== What you have to do ==
Scan the entries below. List each line with "name".

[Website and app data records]
::::::::::
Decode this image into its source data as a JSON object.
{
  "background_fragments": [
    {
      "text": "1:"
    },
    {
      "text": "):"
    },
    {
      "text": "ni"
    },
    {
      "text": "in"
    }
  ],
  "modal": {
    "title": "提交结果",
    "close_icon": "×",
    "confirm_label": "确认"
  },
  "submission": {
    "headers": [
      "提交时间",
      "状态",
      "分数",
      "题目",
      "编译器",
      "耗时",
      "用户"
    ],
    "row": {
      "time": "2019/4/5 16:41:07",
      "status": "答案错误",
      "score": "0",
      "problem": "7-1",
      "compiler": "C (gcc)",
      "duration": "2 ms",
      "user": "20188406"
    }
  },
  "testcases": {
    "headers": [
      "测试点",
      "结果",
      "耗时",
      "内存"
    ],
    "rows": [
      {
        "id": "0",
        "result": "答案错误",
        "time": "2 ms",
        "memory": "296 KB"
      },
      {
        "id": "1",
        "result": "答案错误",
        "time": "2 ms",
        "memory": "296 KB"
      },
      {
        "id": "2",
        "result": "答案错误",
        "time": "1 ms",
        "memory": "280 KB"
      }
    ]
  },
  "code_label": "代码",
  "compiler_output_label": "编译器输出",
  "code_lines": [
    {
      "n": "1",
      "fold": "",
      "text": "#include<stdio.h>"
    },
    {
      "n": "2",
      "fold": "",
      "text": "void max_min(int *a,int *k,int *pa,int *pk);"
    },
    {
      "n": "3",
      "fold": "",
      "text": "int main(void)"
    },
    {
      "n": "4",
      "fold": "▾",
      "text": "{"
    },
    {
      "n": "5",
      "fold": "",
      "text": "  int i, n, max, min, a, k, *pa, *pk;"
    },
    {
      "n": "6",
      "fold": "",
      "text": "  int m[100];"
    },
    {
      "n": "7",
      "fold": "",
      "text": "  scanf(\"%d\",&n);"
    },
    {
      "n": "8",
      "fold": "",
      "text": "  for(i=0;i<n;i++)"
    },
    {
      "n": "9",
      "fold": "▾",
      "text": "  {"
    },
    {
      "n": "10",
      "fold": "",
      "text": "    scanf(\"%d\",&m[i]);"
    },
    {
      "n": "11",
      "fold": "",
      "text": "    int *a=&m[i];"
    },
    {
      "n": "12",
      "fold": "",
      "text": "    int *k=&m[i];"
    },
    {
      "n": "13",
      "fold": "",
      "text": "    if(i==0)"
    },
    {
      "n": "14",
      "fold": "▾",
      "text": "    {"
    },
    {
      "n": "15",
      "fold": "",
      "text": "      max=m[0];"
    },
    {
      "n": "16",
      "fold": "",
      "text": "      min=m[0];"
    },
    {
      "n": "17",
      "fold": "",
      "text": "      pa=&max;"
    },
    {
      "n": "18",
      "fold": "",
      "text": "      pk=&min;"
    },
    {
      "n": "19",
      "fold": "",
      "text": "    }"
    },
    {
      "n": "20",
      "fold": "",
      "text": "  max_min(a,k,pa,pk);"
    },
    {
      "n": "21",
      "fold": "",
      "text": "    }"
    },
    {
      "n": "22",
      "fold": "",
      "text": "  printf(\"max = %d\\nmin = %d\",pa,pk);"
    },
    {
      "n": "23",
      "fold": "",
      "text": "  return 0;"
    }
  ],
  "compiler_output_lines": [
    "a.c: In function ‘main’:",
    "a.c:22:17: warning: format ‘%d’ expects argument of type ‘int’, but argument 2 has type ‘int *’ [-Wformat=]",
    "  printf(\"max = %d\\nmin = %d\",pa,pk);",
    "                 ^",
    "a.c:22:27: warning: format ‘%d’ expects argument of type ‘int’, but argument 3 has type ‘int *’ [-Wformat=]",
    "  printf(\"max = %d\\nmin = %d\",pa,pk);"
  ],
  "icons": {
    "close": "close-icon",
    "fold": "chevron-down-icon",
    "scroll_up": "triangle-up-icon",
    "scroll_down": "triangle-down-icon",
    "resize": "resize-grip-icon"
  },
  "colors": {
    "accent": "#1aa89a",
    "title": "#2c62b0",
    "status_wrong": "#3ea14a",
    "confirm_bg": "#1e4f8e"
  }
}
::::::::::
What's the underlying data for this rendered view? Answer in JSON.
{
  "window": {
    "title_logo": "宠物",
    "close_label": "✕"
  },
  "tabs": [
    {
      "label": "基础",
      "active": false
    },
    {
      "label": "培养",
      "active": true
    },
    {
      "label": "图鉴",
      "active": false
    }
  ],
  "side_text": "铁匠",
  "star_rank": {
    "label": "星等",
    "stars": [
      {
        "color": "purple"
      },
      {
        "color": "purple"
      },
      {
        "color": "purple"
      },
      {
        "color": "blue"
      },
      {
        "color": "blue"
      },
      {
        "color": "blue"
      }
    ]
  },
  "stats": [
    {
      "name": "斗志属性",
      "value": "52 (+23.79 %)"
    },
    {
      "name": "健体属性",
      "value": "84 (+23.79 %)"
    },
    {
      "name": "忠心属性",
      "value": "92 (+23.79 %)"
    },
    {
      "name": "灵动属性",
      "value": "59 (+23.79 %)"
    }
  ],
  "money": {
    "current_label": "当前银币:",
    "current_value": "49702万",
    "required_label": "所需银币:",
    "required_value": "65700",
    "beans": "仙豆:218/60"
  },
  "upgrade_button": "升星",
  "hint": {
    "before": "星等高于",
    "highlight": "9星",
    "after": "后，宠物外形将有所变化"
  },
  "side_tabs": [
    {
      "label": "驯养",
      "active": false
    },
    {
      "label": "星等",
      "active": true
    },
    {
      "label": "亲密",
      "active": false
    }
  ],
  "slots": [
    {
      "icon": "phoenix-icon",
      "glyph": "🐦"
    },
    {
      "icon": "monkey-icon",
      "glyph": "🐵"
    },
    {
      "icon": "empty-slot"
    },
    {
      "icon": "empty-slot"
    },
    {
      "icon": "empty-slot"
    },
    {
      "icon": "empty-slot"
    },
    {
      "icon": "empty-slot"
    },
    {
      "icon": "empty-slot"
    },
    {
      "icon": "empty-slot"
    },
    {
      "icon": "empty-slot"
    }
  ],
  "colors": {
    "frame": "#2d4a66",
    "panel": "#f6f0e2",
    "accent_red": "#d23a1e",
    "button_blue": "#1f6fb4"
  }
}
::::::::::
== Completed task ==
      "name": "斗志属性",
      "name": "健体属性",
      "name": "忠心属性",
      "name": "灵动属性",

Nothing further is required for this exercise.